▸ Task item
Find out how many lines of the listing below include "Wohneinheiten" and report only that number.

▸ Extracted data
• • • • • • •

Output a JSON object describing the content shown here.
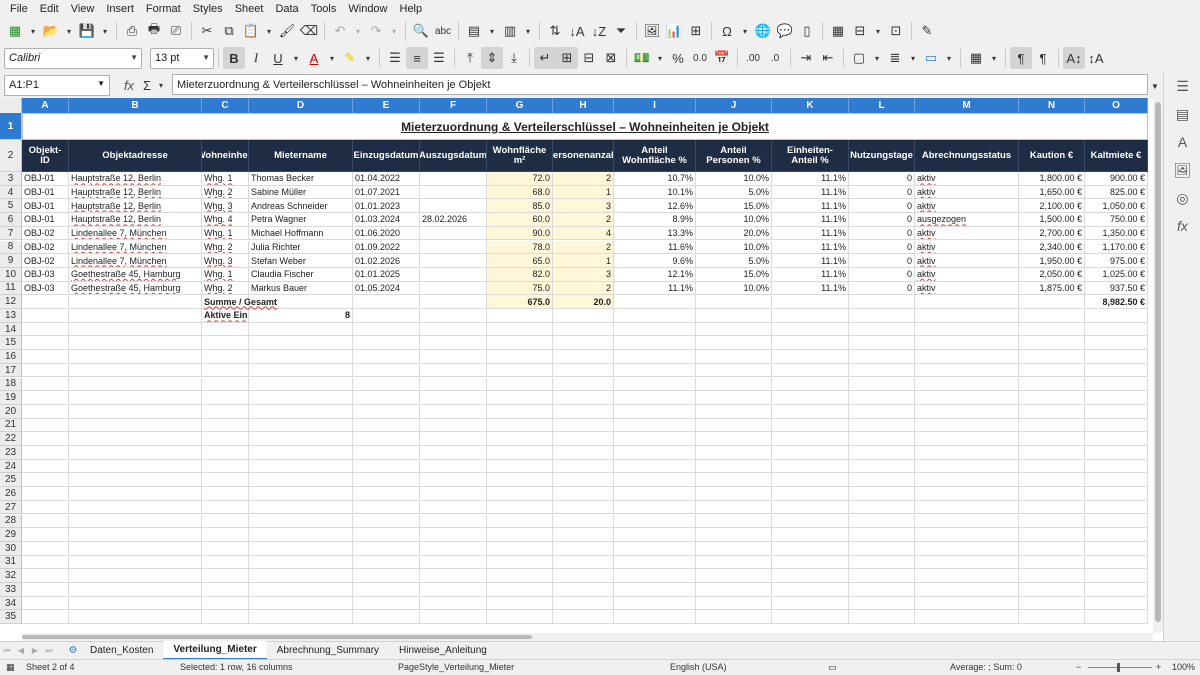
{
  "menu": [
    "File",
    "Edit",
    "View",
    "Insert",
    "Format",
    "Styles",
    "Sheet",
    "Data",
    "Tools",
    "Window",
    "Help"
  ],
  "font": {
    "name": "Calibri",
    "size": "13 pt"
  },
  "namebox": "A1:P1",
  "formula": "Mieterzuordnung & Verteilerschlüssel – Wohneinheiten je Objekt",
  "columns": [
    "A",
    "B",
    "C",
    "D",
    "E",
    "F",
    "G",
    "H",
    "I",
    "J",
    "K",
    "L",
    "M",
    "N",
    "O"
  ],
  "title": "Mieterzuordnung & Verteilerschlüssel – Wohneinheiten je Objekt",
  "headers": [
    "Objekt-ID",
    "Objektadresse",
    "Wohneinheit",
    "Mietername",
    "Einzugsdatum",
    "Auszugsdatum",
    "Wohnfläche m²",
    "Personenanzahl",
    "Anteil Wohnfläche %",
    "Anteil Personen %",
    "Einheiten-Anteil %",
    "Nutzungstage",
    "Abrechnungsstatus",
    "Kaution €",
    "Kaltmiete €"
  ],
  "rows": [
    [
      "OBJ-01",
      "Hauptstraße 12, Berlin",
      "Whg. 1",
      "Thomas Becker",
      "01.04.2022",
      "",
      "72.0",
      "2",
      "10.7%",
      "10.0%",
      "11.1%",
      "0",
      "aktiv",
      "1,800.00 €",
      "900.00 €"
    ],
    [
      "OBJ-01",
      "Hauptstraße 12, Berlin",
      "Whg. 2",
      "Sabine Müller",
      "01.07.2021",
      "",
      "68.0",
      "1",
      "10.1%",
      "5.0%",
      "11.1%",
      "0",
      "aktiv",
      "1,650.00 €",
      "825.00 €"
    ],
    [
      "OBJ-01",
      "Hauptstraße 12, Berlin",
      "Whg. 3",
      "Andreas Schneider",
      "01.01.2023",
      "",
      "85.0",
      "3",
      "12.6%",
      "15.0%",
      "11.1%",
      "0",
      "aktiv",
      "2,100.00 €",
      "1,050.00 €"
    ],
    [
      "OBJ-01",
      "Hauptstraße 12, Berlin",
      "Whg. 4",
      "Petra Wagner",
      "01.03.2024",
      "28.02.2026",
      "60.0",
      "2",
      "8.9%",
      "10.0%",
      "11.1%",
      "0",
      "ausgezogen",
      "1,500.00 €",
      "750.00 €"
    ],
    [
      "OBJ-02",
      "Lindenallee 7, München",
      "Whg. 1",
      "Michael Hoffmann",
      "01.06.2020",
      "",
      "90.0",
      "4",
      "13.3%",
      "20.0%",
      "11.1%",
      "0",
      "aktiv",
      "2,700.00 €",
      "1,350.00 €"
    ],
    [
      "OBJ-02",
      "Lindenallee 7, München",
      "Whg. 2",
      "Julia Richter",
      "01.09.2022",
      "",
      "78.0",
      "2",
      "11.6%",
      "10.0%",
      "11.1%",
      "0",
      "aktiv",
      "2,340.00 €",
      "1,170.00 €"
    ],
    [
      "OBJ-02",
      "Lindenallee 7, München",
      "Whg. 3",
      "Stefan Weber",
      "01.02.2026",
      "",
      "65.0",
      "1",
      "9.6%",
      "5.0%",
      "11.1%",
      "0",
      "aktiv",
      "1,950.00 €",
      "975.00 €"
    ],
    [
      "OBJ-03",
      "Goethestraße 45, Hamburg",
      "Whg. 1",
      "Claudia Fischer",
      "01.01.2025",
      "",
      "82.0",
      "3",
      "12.1%",
      "15.0%",
      "11.1%",
      "0",
      "aktiv",
      "2,050.00 €",
      "1,025.00 €"
    ],
    [
      "OBJ-03",
      "Goethestraße 45, Hamburg",
      "Whg. 2",
      "Markus Bauer",
      "01.05.2024",
      "",
      "75.0",
      "2",
      "11.1%",
      "10.0%",
      "11.1%",
      "0",
      "aktiv",
      "1,875.00 €",
      "937.50 €"
    ]
  ],
  "summary": {
    "label": "Summe / Gesamt",
    "area": "675.0",
    "persons": "20.0",
    "rent": "8,982.50 €",
    "active_label": "Aktive Einh",
    "active_value": "8"
  },
  "rownums": [
    "1",
    "2",
    "3",
    "4",
    "5",
    "6",
    "7",
    "8",
    "9",
    "10",
    "11",
    "12",
    "13",
    "14",
    "15",
    "16",
    "17",
    "18",
    "19",
    "20",
    "21",
    "22",
    "23",
    "24",
    "25",
    "26",
    "27",
    "28",
    "29",
    "30",
    "31",
    "32",
    "33",
    "34",
    "35"
  ],
  "tabs": [
    "Daten_Kosten",
    "Verteilung_Mieter",
    "Abrechnung_Summary",
    "Hinweise_Anleitung"
  ],
  "status": {
    "sheet": "Sheet 2 of 4",
    "selected": "Selected: 1 row, 16 columns",
    "pagestyle": "PageStyle_Verteilung_Mieter",
    "lang": "English (USA)",
    "avg": "Average: ; Sum: 0",
    "zoom": "100%"
  }
}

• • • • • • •

▸ Exercise solution
2